1998

Dance legend Mikhail Baryshnikov took the stage for five special solo evenings at the Lobero in 1998. The Lobero is by far the smallest venue the dancer has appeared in for over 25 years.

1997

On August 19, 1997, the City of Santa Barbara’s Redevelopment Agency forgave a $468,000 loan for the seismic work.

1996

In June 1996, the Lobero Theatre Foundation received the deed to the theatre from the County of Santa Barbara. The Lobero Theatre Foundation now owns the theatre, which it has operated since 1938.

1993

The state-mandated seismic renovation of the Lobero Theatre began in 1993 and took more than four years to complete. Over 4,600 gifts from the community were received to reach the $3 million goal for the project.

1949

December 1949 is when the first jazz performance is presented on the Lobero stage, kicking off a long and enduring legacy as Santa Barbara’s premier destination for live jazz.

1938

In 1938 the Lobero Theatre Foundation was incorporated as a 501 (c 3) organization and to this day manages, maintains, preserves and programs the Lobero Theatre.

1925

The theatre’s Mediterranean style was adopted as an architectural model after the 1925 earthquake.

1924

On August 4, 1924, today’s Lobero opened its doors with a gala production of Beggar on Horseback. Santa Barbara celebrated the opening with the inaugural Fiesta which was the predecessor of today’s Fiesta and Old Spanish Days.

1922

In 1922 the Community Arts Association purchased the old Lobero, which had fallen into disrepair, and turned to the community for the support to build a new theatre. Over $180,000 was raised in less than a month, and plans for a new theatre, designed by George Washington Smith and Lutah Maria Riggs, began.

1873

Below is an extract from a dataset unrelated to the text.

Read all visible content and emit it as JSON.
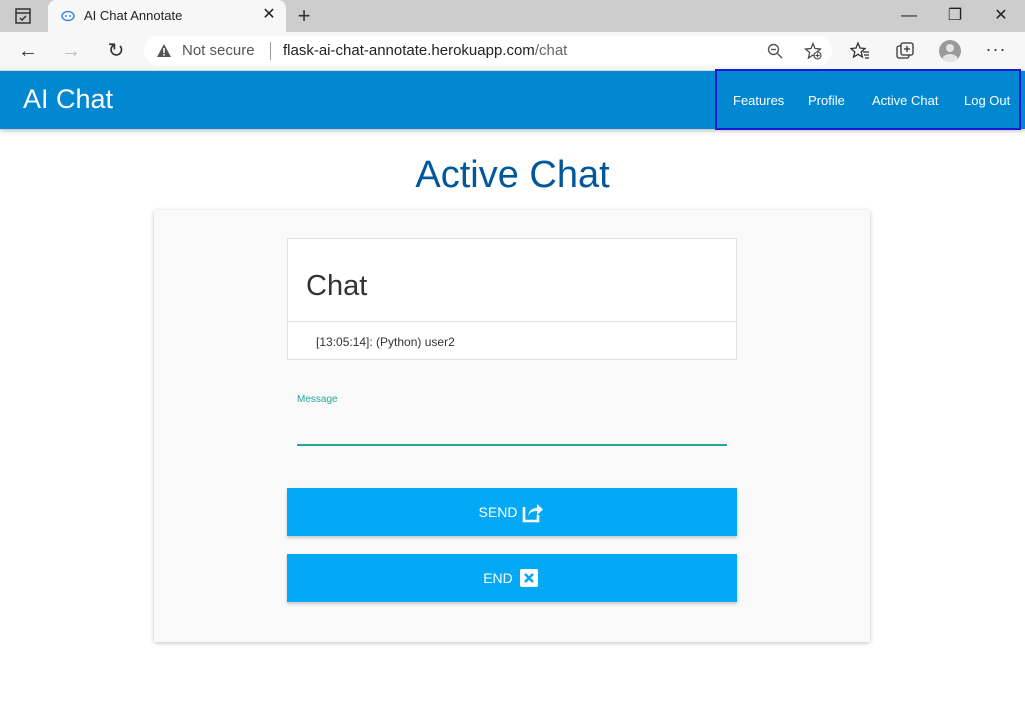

On Washington’s Birthday 1873, Jose Lobero (born “Giuseppe” in Genoa, Italy) opened California’s only opera house south of San Francisco on the site of an old wooden schoolhouse at Canon Perdido and Anacapa streets. It featured a suspended horseshoe balcony and could seat 1,300. At the time of its opening, the Lobero was the largest adobe building in California and soon established itself as the cultural heart of Santa Barbara.